What to produce | After reading each line of the entries, give the number of lines that contain "name" and nothing else.

(Data records)
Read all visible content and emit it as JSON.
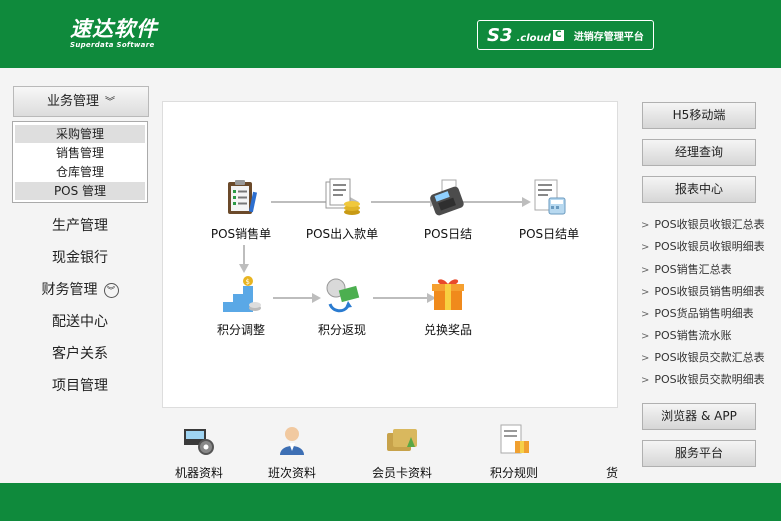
{
  "header": {
    "logo_text": "速达软件",
    "logo_sub": "Superdata Software",
    "badge_s3": "S3",
    "badge_cloud": ".cloud",
    "badge_c": "C",
    "badge_title": "进销存管理平台"
  },
  "sidebar": {
    "business_label": "业务管理",
    "submenu": [
      {
        "label": "采购管理"
      },
      {
        "label": "销售管理"
      },
      {
        "label": "仓库管理"
      },
      {
        "label": "POS 管理"
      }
    ],
    "menu": [
      {
        "label": "生产管理"
      },
      {
        "label": "现金银行"
      },
      {
        "label": "财务管理"
      },
      {
        "label": "配送中心"
      },
      {
        "label": "客户关系"
      },
      {
        "label": "项目管理"
      }
    ]
  },
  "flow": {
    "pos_sales": "POS销售单",
    "pos_cash": "POS出入款单",
    "pos_daily": "POS日结",
    "pos_daily_bill": "POS日结单",
    "points_adjust": "积分调整",
    "points_return": "积分返现",
    "redeem_prize": "兑换奖品"
  },
  "tools": [
    {
      "label": "机器资料"
    },
    {
      "label": "班次资料"
    },
    {
      "label": "会员卡资料"
    },
    {
      "label": "积分规则"
    },
    {
      "label": "货品"
    }
  ],
  "right": {
    "h5": "H5移动端",
    "manager_query": "经理查询",
    "report_center": "报表中心",
    "reports": [
      {
        "label": "POS收银员收银汇总表"
      },
      {
        "label": "POS收银员收银明细表"
      },
      {
        "label": "POS销售汇总表"
      },
      {
        "label": "POS收银员销售明细表"
      },
      {
        "label": "POS货品销售明细表"
      },
      {
        "label": "POS销售流水账"
      },
      {
        "label": "POS收银员交款汇总表"
      },
      {
        "label": "POS收银员交款明细表"
      }
    ],
    "browser_app": "浏览器 & APP",
    "service": "服务平台"
  },
  "colors": {
    "brand_green": "#0f8a3c",
    "highlight": "#dedede"
  }
}
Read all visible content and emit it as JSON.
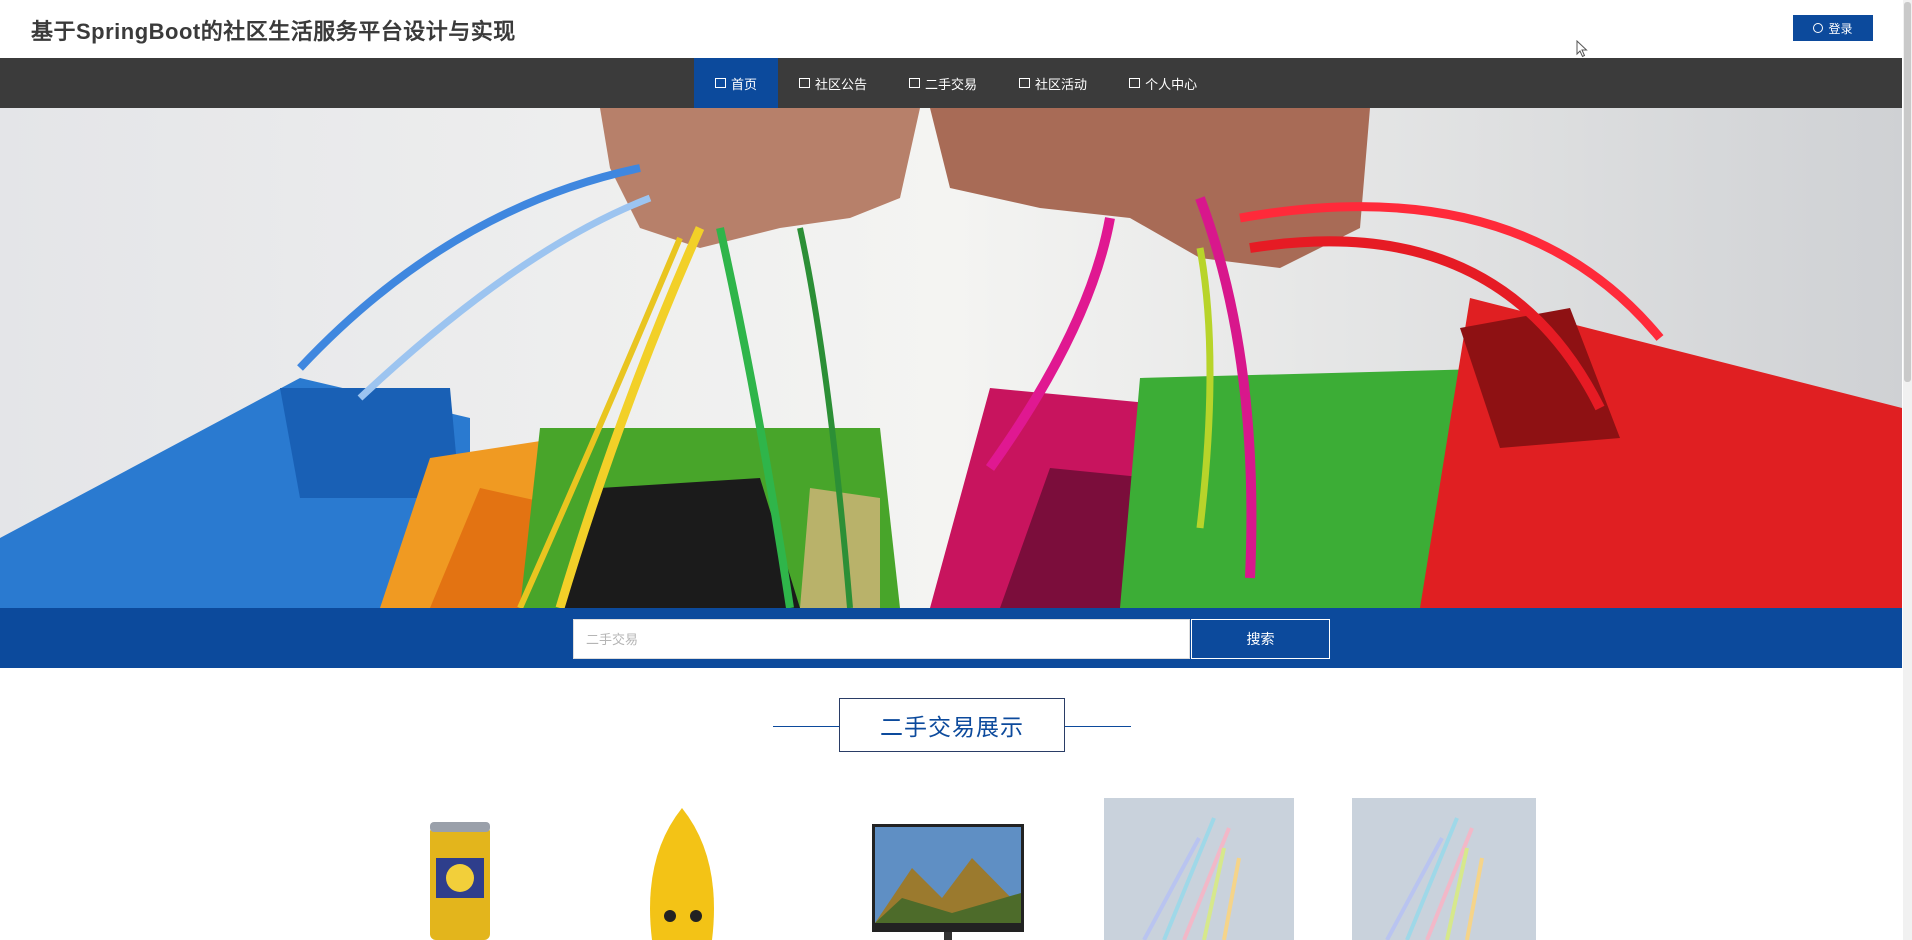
{
  "header": {
    "site_title": "基于SpringBoot的社区生活服务平台设计与实现",
    "login_label": "登录"
  },
  "nav": {
    "items": [
      {
        "label": "首页",
        "active": true,
        "icon": "home-icon"
      },
      {
        "label": "社区公告",
        "active": false,
        "icon": "notice-icon"
      },
      {
        "label": "二手交易",
        "active": false,
        "icon": "trade-icon"
      },
      {
        "label": "社区活动",
        "active": false,
        "icon": "activity-icon"
      },
      {
        "label": "个人中心",
        "active": false,
        "icon": "user-icon"
      }
    ]
  },
  "search": {
    "placeholder": "二手交易",
    "button_label": "搜索"
  },
  "section": {
    "title": "二手交易展示"
  },
  "products": [
    {
      "name": "product-can",
      "icon": "can-image"
    },
    {
      "name": "product-toy",
      "icon": "duck-toy-image"
    },
    {
      "name": "product-monitor",
      "icon": "monitor-image"
    },
    {
      "name": "product-pens-1",
      "icon": "pens-image"
    },
    {
      "name": "product-pens-2",
      "icon": "pens-image"
    }
  ],
  "colors": {
    "brand": "#0c4a9c",
    "nav_bg": "#3b3b3b"
  }
}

Finished task | 5